At the Mennonite Church USA convention in Kansas City, Mo., we will use the Emmaus road story as the biblical teaching for our fellowship and discernment. I hope we marvel at the surprising ways the Spirit of God is made known to us as we gather. There has been much preparation and posturing. Perhaps we will all be surprised by how God appears among us. The Emmaus road story is about a surprise. But it’s about other things as well.
Since I interact with institutional leaders across the church and well beyond the Anabaptist community of faith, I read the Emmaus road story with my heart inclined to what it can teach us about leadership.
Let me reframe this compelling story. Jesus, the prophet, teacher, healer and sage, has been crucified a few days before. Cleopas and at least one other despondent friend are walking along the road to Emmaus. A stranger comes upon them. He asks, “Why are you so despondent?”
They tell him they are sad because the one they believed in was crucified in Jerusalem a few days before. These folks walk together on the road, and only later, over an evening meal, do they realize the stranger is indeed Jesus. He was with them again. And they didn’t perceive it.
How can the story speak to us about the character of leadership? A lot.
But it’s about the Risen Christ as leader. It’s about the folks on the road. Let me explain.
It’s been said that in the matter of organizational development, culture trumps strategy. Said another way, culture eats strategy for lunch. I realize that for a religious publication this is rather direct. However, the point is that this euphemism suggests the strategy or plan can fail if the underlying culture, values and habits don’t support the implementation of the strategy. The same can be said of leadership. Character trumps or eats competence for lunch.
To be sure, effective leadership requires measures of competence. Good people, people of high moral character, without some competence (tools in the tool bag) won’t lead very effectively. They can even be well-intentioned but dangerous.
But the opposite is even truer.
Competence without character can lead to incredibly unhealthy and destructive ends. Think about the moral failures of some high-profile national leaders and the demise of some well-respected religious leaders—some within our own community of faith. This is why Barton, Bennis, Blanchard, Bordas, Greenleaf, Kantor, Kouses and Posner, Maxwell, Palmer and others say that at the heart of wise leadership is the heart of the leader.

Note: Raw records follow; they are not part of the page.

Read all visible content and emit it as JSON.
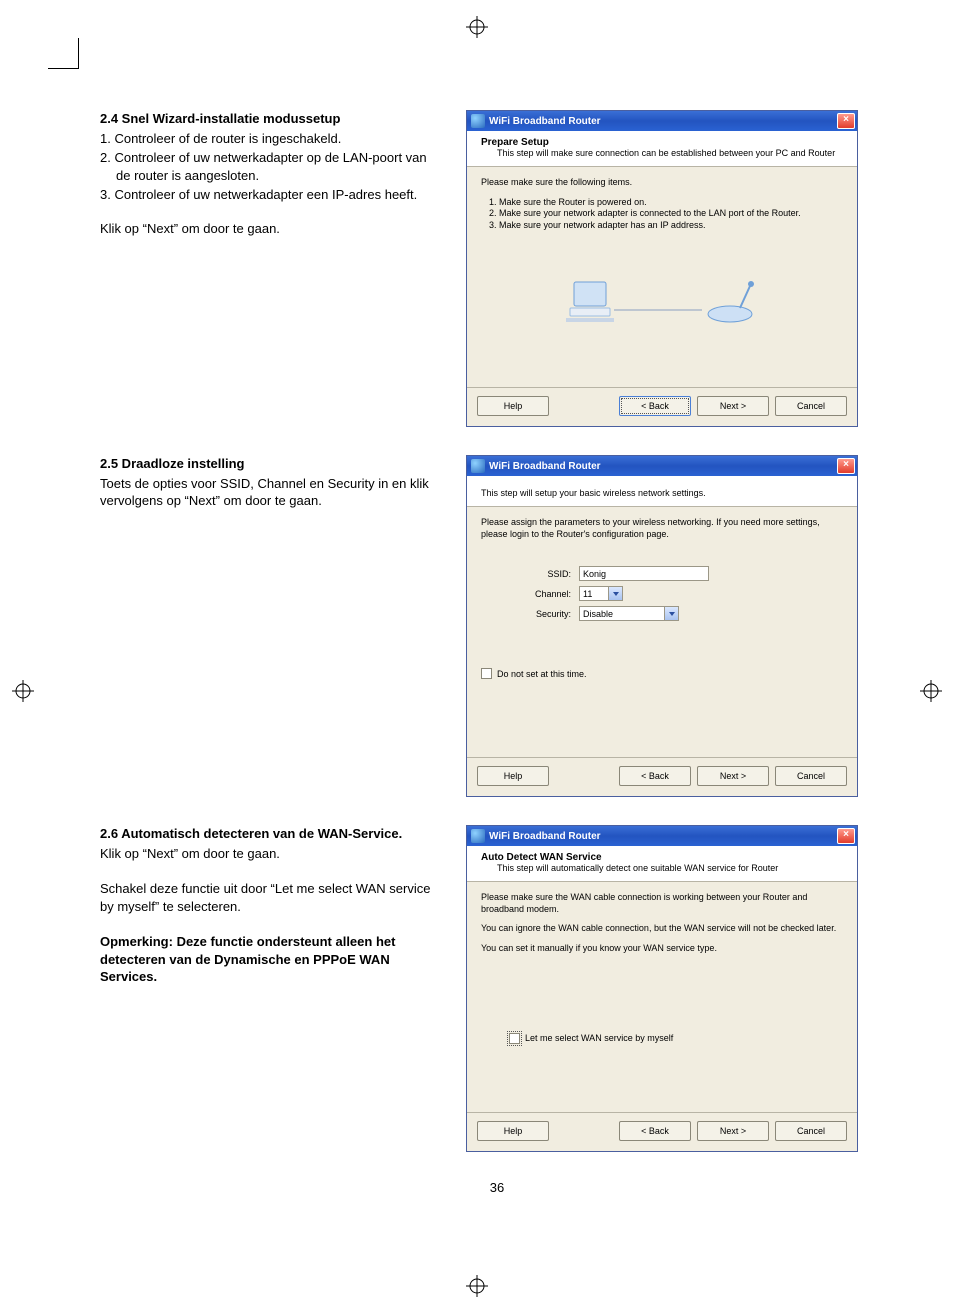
{
  "page_number": "36",
  "sections": {
    "s24": {
      "heading": "2.4 Snel Wizard-installatie modussetup",
      "items": [
        "1. Controleer of de router is ingeschakeld.",
        "2. Controleer of uw netwerkadapter op de LAN-poort van de router is aangesloten.",
        "3. Controleer of uw netwerkadapter een IP-adres heeft."
      ],
      "next": "Klik op “Next” om door te gaan."
    },
    "s25": {
      "heading": "2.5 Draadloze instelling",
      "body": "Toets de opties voor SSID, Channel en Security in en klik vervolgens op “Next” om door te gaan."
    },
    "s26": {
      "heading": "2.6 Automatisch detecteren van de WAN-Service.",
      "line1": "Klik op “Next” om door te gaan.",
      "line2": "Schakel deze functie uit door “Let me select WAN service by myself” te selecteren.",
      "note": "Opmerking: Deze functie ondersteunt alleen het detecteren van de Dynamische en PPPoE WAN Services."
    }
  },
  "dialogs": {
    "common": {
      "title": "WiFi Broadband Router",
      "help": "Help",
      "back": "< Back",
      "next": "Next >",
      "cancel": "Cancel"
    },
    "d1": {
      "header_title": "Prepare Setup",
      "header_sub": "This step will make sure connection can be established between your PC and Router",
      "lead": "Please make sure the following items.",
      "items": [
        "1. Make sure the Router is powered on.",
        "2. Make sure your network adapter is connected to the LAN port of the Router.",
        "3. Make sure your network adapter has an IP address."
      ]
    },
    "d2": {
      "header_sub": "This step will setup your basic wireless network settings.",
      "lead": "Please assign the parameters to your wireless networking. If you need more settings, please login to the Router's configuration page.",
      "labels": {
        "ssid": "SSID:",
        "channel": "Channel:",
        "security": "Security:"
      },
      "values": {
        "ssid": "Konig",
        "channel": "11",
        "security": "Disable"
      },
      "checkbox": "Do not set at this time."
    },
    "d3": {
      "header_title": "Auto Detect WAN Service",
      "header_sub": "This step will automatically detect one suitable WAN service for Router",
      "lines": [
        "Please make sure the WAN cable connection is working between your Router and broadband modem.",
        "You can ignore the WAN cable connection, but the WAN service will not be checked later.",
        "You can set it manually if you know your WAN service type."
      ],
      "checkbox": "Let me select WAN service by myself"
    }
  }
}
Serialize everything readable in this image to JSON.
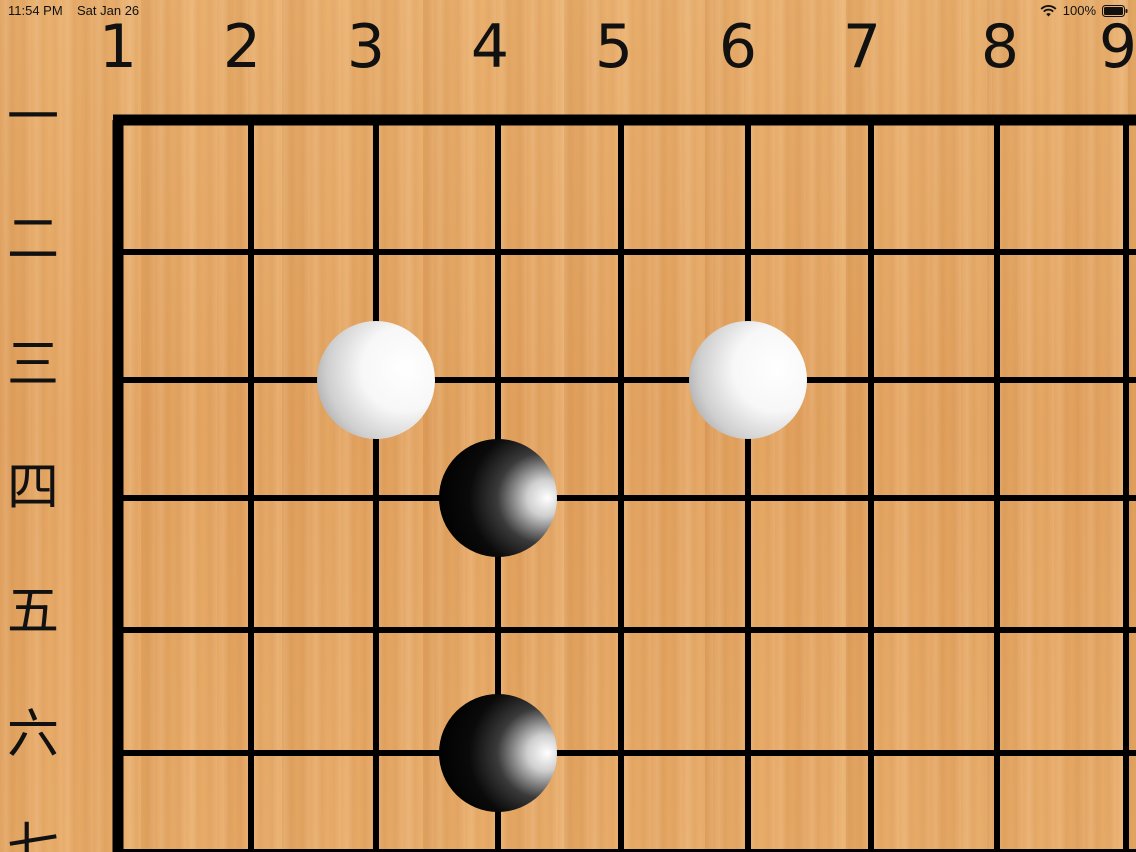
{
  "status_bar": {
    "time": "11:54 PM",
    "date": "Sat Jan 26",
    "battery": "100%",
    "wifi_icon": "wifi-icon",
    "battery_icon": "battery-icon"
  },
  "board": {
    "column_labels": [
      "1",
      "2",
      "3",
      "4",
      "5",
      "6",
      "7",
      "8",
      "9"
    ],
    "row_labels": [
      "一",
      "二",
      "三",
      "四",
      "五",
      "六",
      "七"
    ],
    "stones": [
      {
        "color": "white",
        "col": 3,
        "row": 3
      },
      {
        "color": "white",
        "col": 6,
        "row": 3
      },
      {
        "color": "black",
        "col": 4,
        "row": 4
      },
      {
        "color": "black",
        "col": 4,
        "row": 6
      }
    ],
    "colors": {
      "board": "#e6a865",
      "line": "#000000",
      "black_stone": "#000000",
      "white_stone": "#ffffff"
    }
  }
}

The story of the Emmaus road can teach us.
Let me suggest four simple takeaways.
1. Those on the road were despondent, broken, at a loss for what to do. Jesus met them and revealed himself to them. In time, these same individuals became powerful leaders in the life of the early church. God took the broken ones and empowered them to lead. Years ago, Henri Nouwen said there is a mystery in how God uses our woundedness in the healing of others. He invited us to embrace the idea of the wounded healer. Perhaps the Emmaus road story invites us to embrace the fact that we don’t need to be perfect. We are, in fact, “wounded leaders.”
2. The friends who were walking grew tired as the day got longer. They rested. They even invited their new friend to join them for a meal. Had they not paused to rest, had they done fast-food at the drive-through, would they have even encountered the Risen One? Slowing down, resting, nourishing the body and soul may be critical for us to even perceive the presence of Christ.
3. For these friends, the encounter with Jesus literally turned them around. They returned to Jerusalem. Are we willing to “turn around,” let go of our plan and go a different direction?
4. Finally, the followers praised God and gave thanks. Max DuPree, a well-known executive and author on leadership, suggests that wise leadership begins with a sense of thanksgiving—thanks that we have colleagues, that colleagues are leaning in and that we even have followers. He says that wise leadership begins and ends with a sense of thanksgiving. We are indeed debtors.
Character trumps competence.
May we understand that it is in our woundedness that God’s presence is known. May we take enough time to rest and stay attentive that our hearts and minds are shaped by the power of God. May we look out for the surprising ways God’s presence is real in the challenges we are facing. Perhaps we will need to turn around and go in a different direction. But in all things we give thanks.
Rick Stiffney is president/CEO of Mennonite Health Services Alliance and a member of Southside Mennonite Fellowship in Elkhart, Ind. This ran as a column in the July issue. Click here for the full issue.